Almost half a million gay couples around the country have married since the U.S. Supreme Court made its landmark decision in Obergefell v. Hodges in 2015. Research suggests that same-sex couples divorce at about the same rate as heterosexual couples, which means that almost half of these couples have already divorced or will divorce in the future. This is a delicate legal issue because the rules dealing with same-sex divorce are still evolving in Missouri and elsewhere.
Before the Supreme Court ended the debate about the legality of same-sex marriage, many states allowed gay couples to enter into domestic partnerships or civil unions. If those couples later married and then file for divorce, they may need to dissolve these arrangements as well as their marriages. However, this is not always the case as many states converted domestic relationships to marriages following the Supreme Court decision.
Another issue with gay divorce is the amount of time that couples may have lived together before getting married.

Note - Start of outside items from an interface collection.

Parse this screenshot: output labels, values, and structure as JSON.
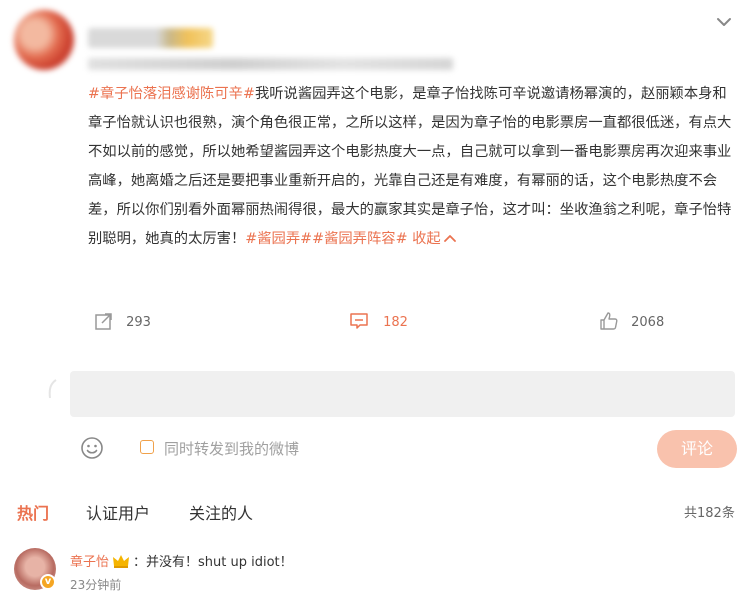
{
  "post": {
    "segments": [
      {
        "text": "#章子怡落泪感谢陈可辛#",
        "tag": true
      },
      {
        "text": "我听说酱园弄这个电影，是章子怡找陈可辛说邀请杨幂演的，赵丽颖本身和章子怡就认识也很熟，演个角色很正常，之所以这样，是因为章子怡的电影票房一直都很低迷，有点大不如以前的感觉，所以她希望酱园弄这个电影热度大一点，自己就可以拿到一番电影票房再次迎来事业高峰，她离婚之后还是要把事业重新开启的，光靠自己还是有难度，有幂丽的话，这个电影热度不会差，所以你们别看外面幂丽热闹得很，最大的赢家其实是章子怡，这才叫：坐收渔翁之利呢，章子怡特别聪明，她真的太厉害！",
        "tag": false
      },
      {
        "text": "#酱园弄##酱园弄阵容#",
        "tag": true
      },
      {
        "text": " 收起",
        "tag": true
      }
    ],
    "collapse_icon": "chevron-up-icon",
    "menu_icon": "chevron-down-icon"
  },
  "actions": {
    "repost": {
      "count": "293",
      "icon": "share-icon"
    },
    "comment": {
      "count": "182",
      "icon": "comment-icon"
    },
    "like": {
      "count": "2068",
      "icon": "thumbs-up-icon"
    }
  },
  "composer": {
    "placeholder": "",
    "emoji_icon": "smiley-icon",
    "also_repost_label": "同时转发到我的微博",
    "submit_label": "评论"
  },
  "tabs": {
    "items": [
      "热门",
      "认证用户",
      "关注的人"
    ],
    "active": "热门",
    "total": "共182条"
  },
  "comments": [
    {
      "user": "章子怡",
      "badge_icon": "crown-icon",
      "verified_icon": "verified-v-icon",
      "verified_mark": "v",
      "text": "：并没有！shut up idiot！",
      "time": "23分钟前"
    }
  ],
  "colors": {
    "accent": "#eb7350",
    "submit_disabled": "#f9c2ad",
    "checkbox": "#f0a14a",
    "input_bg": "#f0f0f0",
    "icon_gray": "#999999"
  }
}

In states like Missouri where gay marriage was not permitted, same-sex couples may have lived together for years or even decades before they were legally allowed to marry. This can lead to contentious legal battles as the length of a marriage is a key consideration when determining spousal support.
When presented with thorny legal issues in divorce cases, experienced family law attorneys may advise eschewing traditional litigation in favor of a more cooperative approach. Court battles between divorcing spouses often involve salacious accusations, and they can do great harm to reputations because they take place in public. Civil actions can also be ruinously expensive and the spouses involved can never be completely sure of a successful outcome no matter how strong their cases are. To avoid protracted litigation and lingering animosity, attorneys may suggest pursuing an alternative path such as mediation or collaborative divorce.